**Provided material**
==================================================
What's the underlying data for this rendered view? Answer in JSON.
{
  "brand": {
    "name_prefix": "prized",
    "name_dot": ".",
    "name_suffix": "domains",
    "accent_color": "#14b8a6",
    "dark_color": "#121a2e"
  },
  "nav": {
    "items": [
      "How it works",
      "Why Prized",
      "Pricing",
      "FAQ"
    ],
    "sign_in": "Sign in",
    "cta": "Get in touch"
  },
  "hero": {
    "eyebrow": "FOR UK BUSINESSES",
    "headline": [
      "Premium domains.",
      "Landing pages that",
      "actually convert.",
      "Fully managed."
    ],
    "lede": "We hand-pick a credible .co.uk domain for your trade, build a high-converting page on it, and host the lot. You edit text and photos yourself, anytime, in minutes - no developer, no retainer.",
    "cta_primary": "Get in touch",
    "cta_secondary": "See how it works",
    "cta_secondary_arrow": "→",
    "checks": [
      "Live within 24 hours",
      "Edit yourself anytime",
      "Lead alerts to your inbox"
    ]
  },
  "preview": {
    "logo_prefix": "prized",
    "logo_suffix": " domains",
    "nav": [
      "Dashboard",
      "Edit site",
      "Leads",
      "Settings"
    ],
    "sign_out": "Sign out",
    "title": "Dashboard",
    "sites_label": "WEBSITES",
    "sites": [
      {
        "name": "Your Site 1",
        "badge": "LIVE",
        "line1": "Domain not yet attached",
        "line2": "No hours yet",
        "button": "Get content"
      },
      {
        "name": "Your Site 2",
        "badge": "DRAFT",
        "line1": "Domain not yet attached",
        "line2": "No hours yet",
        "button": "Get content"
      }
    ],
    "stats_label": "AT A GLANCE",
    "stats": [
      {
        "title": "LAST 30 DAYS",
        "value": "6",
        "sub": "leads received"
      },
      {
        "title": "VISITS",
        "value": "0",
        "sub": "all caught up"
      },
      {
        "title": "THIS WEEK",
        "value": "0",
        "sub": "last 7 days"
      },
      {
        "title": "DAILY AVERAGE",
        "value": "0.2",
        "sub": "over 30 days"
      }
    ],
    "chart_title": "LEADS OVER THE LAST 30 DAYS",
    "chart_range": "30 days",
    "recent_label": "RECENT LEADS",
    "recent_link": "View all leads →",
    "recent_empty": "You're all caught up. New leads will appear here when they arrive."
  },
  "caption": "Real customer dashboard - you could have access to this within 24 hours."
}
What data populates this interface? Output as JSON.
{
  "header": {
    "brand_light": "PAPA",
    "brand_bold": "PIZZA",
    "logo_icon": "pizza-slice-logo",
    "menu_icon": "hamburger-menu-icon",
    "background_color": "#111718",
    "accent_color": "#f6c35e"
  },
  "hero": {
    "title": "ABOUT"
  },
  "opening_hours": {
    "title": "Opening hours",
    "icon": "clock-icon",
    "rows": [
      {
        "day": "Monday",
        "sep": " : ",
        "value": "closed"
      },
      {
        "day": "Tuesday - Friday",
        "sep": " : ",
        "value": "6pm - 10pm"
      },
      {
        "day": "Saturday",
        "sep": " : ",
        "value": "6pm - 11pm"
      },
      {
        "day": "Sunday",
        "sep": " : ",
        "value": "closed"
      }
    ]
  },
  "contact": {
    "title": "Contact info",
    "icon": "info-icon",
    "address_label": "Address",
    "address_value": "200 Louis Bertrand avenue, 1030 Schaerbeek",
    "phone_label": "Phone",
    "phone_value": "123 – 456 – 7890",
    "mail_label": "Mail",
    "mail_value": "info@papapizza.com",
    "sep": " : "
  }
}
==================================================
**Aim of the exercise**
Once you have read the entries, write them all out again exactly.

**Response box**
What's the underlying data for this rendered view? Answer in JSON.
{
  "brand": {
    "name_prefix": "prized",
    "name_dot": ".",
    "name_suffix": "domains",
    "accent_color": "#14b8a6",
    "dark_color": "#121a2e"
  },
  "nav": {
    "items": [
      "How it works",
      "Why Prized",
      "Pricing",
      "FAQ"
    ],
    "sign_in": "Sign in",
    "cta": "Get in touch"
  },
  "hero": {
    "eyebrow": "FOR UK BUSINESSES",
    "headline": [
      "Premium domains.",
      "Landing pages that",
      "actually convert.",
      "Fully managed."
    ],
    "lede": "We hand-pick a credible .co.uk domain for your trade, build a high-converting page on it, and host the lot. You edit text and photos yourself, anytime, in minutes - no developer, no retainer.",
    "cta_primary": "Get in touch",
    "cta_secondary": "See how it works",
    "cta_secondary_arrow": "→",
    "checks": [
      "Live within 24 hours",
      "Edit yourself anytime",
      "Lead alerts to your inbox"
    ]
  },
  "preview": {
    "logo_prefix": "prized",
    "logo_suffix": " domains",
    "nav": [
      "Dashboard",
      "Edit site",
      "Leads",
      "Settings"
    ],
    "sign_out": "Sign out",
    "title": "Dashboard",
    "sites_label": "WEBSITES",
    "sites": [
      {
        "name": "Your Site 1",
        "badge": "LIVE",
        "line1": "Domain not yet attached",
        "line2": "No hours yet",
        "button": "Get content"
      },
      {
        "name": "Your Site 2",
        "badge": "DRAFT",
        "line1": "Domain not yet attached",
        "line2": "No hours yet",
        "button": "Get content"
      }
    ],
    "stats_label": "AT A GLANCE",
    "stats": [
      {
        "title": "LAST 30 DAYS",
        "value": "6",
        "sub": "leads received"
      },
      {
        "title": "VISITS",
        "value": "0",
        "sub": "all caught up"
      },
      {
        "title": "THIS WEEK",
        "value": "0",
        "sub": "last 7 days"
      },
      {
        "title": "DAILY AVERAGE",
        "value": "0.2",
        "sub": "over 30 days"
      }
    ],
    "chart_title": "LEADS OVER THE LAST 30 DAYS",
    "chart_range": "30 days",
    "recent_label": "RECENT LEADS",
    "recent_link": "View all leads →",
    "recent_empty": "You're all caught up. New leads will appear here when they arrive."
  },
  "caption": "Real customer dashboard - you could have access to this within 24 hours."
}
What data populates this interface? Output as JSON.
{
  "header": {
    "brand_light": "PAPA",
    "brand_bold": "PIZZA",
    "logo_icon": "pizza-slice-logo",
    "menu_icon": "hamburger-menu-icon",
    "background_color": "#111718",
    "accent_color": "#f6c35e"
  },
  "hero": {
    "title": "ABOUT"
  },
  "opening_hours": {
    "title": "Opening hours",
    "icon": "clock-icon",
    "rows": [
      {
        "day": "Monday",
        "sep": " : ",
        "value": "closed"
      },
      {
        "day": "Tuesday - Friday",
        "sep": " : ",
        "value": "6pm - 10pm"
      },
      {
        "day": "Saturday",
        "sep": " : ",
        "value": "6pm - 11pm"
      },
      {
        "day": "Sunday",
        "sep": " : ",
        "value": "closed"
      }
    ]
  },
  "contact": {
    "title": "Contact info",
    "icon": "info-icon",
    "address_label": "Address",
    "address_value": "200 Louis Bertrand avenue, 1030 Schaerbeek",
    "phone_label": "Phone",
    "phone_value": "123 – 456 – 7890",
    "mail_label": "Mail",
    "mail_value": "info@papapizza.com",
    "sep": " : "
  }
}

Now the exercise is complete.